Report every line below that carries the word "Choose".

= Beginning of Section =

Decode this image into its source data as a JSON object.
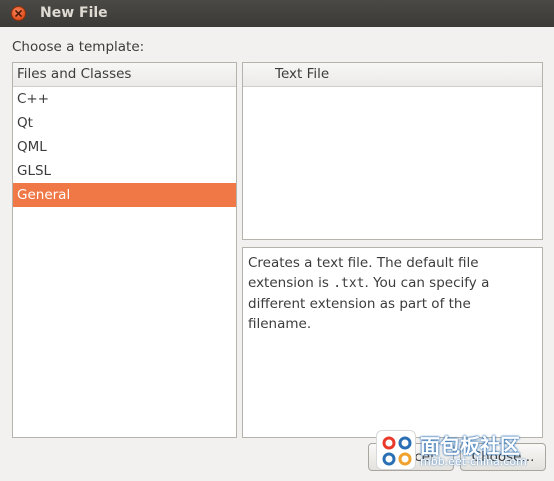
{
  "window": {
    "title": "New File"
  },
  "prompt": "Choose a template:",
  "categories": {
    "header": "Files and Classes",
    "items": [
      "C++",
      "Qt",
      "QML",
      "GLSL",
      "General"
    ],
    "selected_index": 4
  },
  "templates": {
    "items": [
      "Text File"
    ]
  },
  "description": {
    "part1": "Creates a text file. The default file extension is ",
    "code": ".txt",
    "part2": ". You can specify a different extension as part of the filename."
  },
  "buttons": {
    "cancel": "Cancel",
    "choose": "Choose..."
  },
  "colors": {
    "selection": "#f07746",
    "titlebar": "#3c3b37"
  },
  "watermark": {
    "text": "面包板社区",
    "url": "mbb.eet-china.com"
  }
}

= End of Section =

■ Solution to this problem:
  "prompt": "Choose a template:",
    "choose": "Choose..."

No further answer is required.